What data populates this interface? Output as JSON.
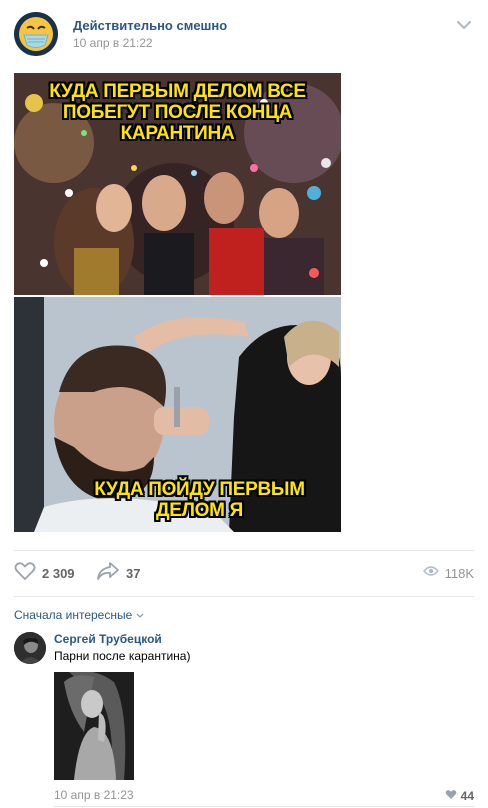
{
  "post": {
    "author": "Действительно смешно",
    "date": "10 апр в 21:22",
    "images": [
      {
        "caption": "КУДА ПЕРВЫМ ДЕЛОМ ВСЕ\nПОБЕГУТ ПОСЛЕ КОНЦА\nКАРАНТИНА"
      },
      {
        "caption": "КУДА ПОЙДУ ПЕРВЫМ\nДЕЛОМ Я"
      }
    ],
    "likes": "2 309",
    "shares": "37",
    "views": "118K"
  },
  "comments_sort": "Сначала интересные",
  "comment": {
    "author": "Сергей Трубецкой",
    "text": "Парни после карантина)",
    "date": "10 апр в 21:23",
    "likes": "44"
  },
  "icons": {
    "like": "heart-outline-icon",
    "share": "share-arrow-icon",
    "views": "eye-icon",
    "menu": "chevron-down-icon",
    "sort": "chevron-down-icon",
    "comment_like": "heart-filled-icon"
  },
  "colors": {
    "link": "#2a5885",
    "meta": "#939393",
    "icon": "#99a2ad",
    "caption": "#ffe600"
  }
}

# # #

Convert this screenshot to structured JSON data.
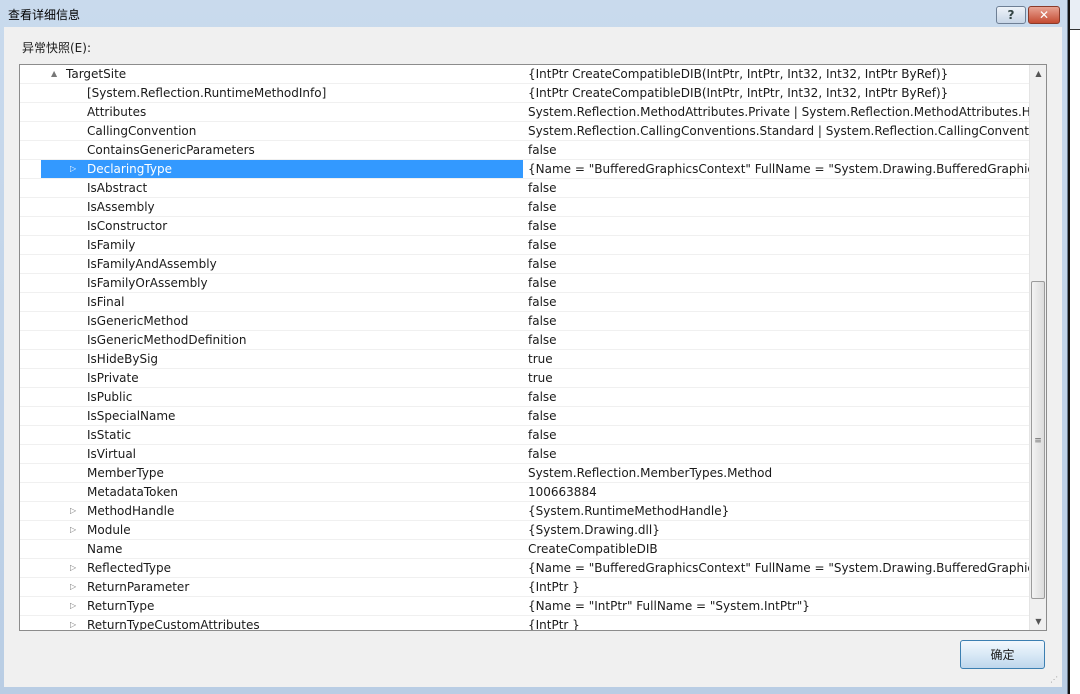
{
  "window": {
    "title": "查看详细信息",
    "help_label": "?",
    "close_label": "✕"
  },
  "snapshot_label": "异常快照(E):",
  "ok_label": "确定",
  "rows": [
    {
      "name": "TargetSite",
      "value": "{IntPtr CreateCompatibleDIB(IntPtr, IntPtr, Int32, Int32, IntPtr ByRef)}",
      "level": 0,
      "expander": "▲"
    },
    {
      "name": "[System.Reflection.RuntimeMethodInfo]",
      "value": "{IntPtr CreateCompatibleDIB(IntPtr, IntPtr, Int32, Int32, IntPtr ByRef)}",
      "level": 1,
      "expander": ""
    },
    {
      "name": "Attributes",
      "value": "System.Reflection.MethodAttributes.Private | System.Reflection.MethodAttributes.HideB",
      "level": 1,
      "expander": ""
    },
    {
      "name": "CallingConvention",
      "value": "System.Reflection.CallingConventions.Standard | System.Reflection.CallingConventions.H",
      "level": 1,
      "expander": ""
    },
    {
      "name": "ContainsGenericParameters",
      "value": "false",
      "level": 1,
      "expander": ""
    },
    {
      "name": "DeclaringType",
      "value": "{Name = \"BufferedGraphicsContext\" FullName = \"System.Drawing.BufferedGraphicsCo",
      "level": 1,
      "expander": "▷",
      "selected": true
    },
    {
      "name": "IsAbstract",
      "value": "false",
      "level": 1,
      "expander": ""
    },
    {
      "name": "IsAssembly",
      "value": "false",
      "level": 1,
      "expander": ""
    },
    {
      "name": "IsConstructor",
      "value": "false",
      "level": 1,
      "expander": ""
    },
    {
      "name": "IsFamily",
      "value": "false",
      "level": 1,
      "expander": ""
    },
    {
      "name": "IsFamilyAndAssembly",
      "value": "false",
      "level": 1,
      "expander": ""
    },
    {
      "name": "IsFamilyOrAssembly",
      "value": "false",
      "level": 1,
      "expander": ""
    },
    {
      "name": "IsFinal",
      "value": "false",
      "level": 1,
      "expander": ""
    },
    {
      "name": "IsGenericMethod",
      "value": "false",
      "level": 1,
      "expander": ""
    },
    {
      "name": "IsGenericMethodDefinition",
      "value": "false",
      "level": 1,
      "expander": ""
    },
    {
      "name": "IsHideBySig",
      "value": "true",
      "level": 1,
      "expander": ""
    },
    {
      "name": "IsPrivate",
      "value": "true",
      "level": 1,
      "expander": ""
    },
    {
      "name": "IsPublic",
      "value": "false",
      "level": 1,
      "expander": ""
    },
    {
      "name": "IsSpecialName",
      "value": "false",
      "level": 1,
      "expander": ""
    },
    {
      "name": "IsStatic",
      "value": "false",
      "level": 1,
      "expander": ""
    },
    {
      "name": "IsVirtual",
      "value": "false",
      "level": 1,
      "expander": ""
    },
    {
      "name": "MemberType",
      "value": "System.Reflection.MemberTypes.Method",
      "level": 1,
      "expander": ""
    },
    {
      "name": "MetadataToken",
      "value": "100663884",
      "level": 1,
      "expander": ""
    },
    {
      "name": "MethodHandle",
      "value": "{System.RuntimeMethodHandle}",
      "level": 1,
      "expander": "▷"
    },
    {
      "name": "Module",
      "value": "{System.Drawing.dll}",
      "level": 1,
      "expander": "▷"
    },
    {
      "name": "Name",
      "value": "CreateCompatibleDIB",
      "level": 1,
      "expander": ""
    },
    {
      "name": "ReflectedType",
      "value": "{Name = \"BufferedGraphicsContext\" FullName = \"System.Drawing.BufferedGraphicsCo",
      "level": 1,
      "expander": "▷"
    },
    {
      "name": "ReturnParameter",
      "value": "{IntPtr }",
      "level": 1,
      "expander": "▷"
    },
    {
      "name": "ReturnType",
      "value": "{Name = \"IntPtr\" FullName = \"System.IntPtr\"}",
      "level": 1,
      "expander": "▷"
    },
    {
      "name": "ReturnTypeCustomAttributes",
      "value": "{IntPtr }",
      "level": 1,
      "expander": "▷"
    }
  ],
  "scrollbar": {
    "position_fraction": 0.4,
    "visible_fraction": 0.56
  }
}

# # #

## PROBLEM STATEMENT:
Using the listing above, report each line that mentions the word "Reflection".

## COMPLETED EXERCISE:
      "name": "[System.Reflection.RuntimeMethodInfo]",
      "value": "System.Reflection.MethodAttributes.Private | System.Reflection.MethodAttributes.HideB",
      "value": "System.Reflection.CallingConventions.Standard | System.Reflection.CallingConventions.H",
      "value": "System.Reflection.MemberTypes.Method",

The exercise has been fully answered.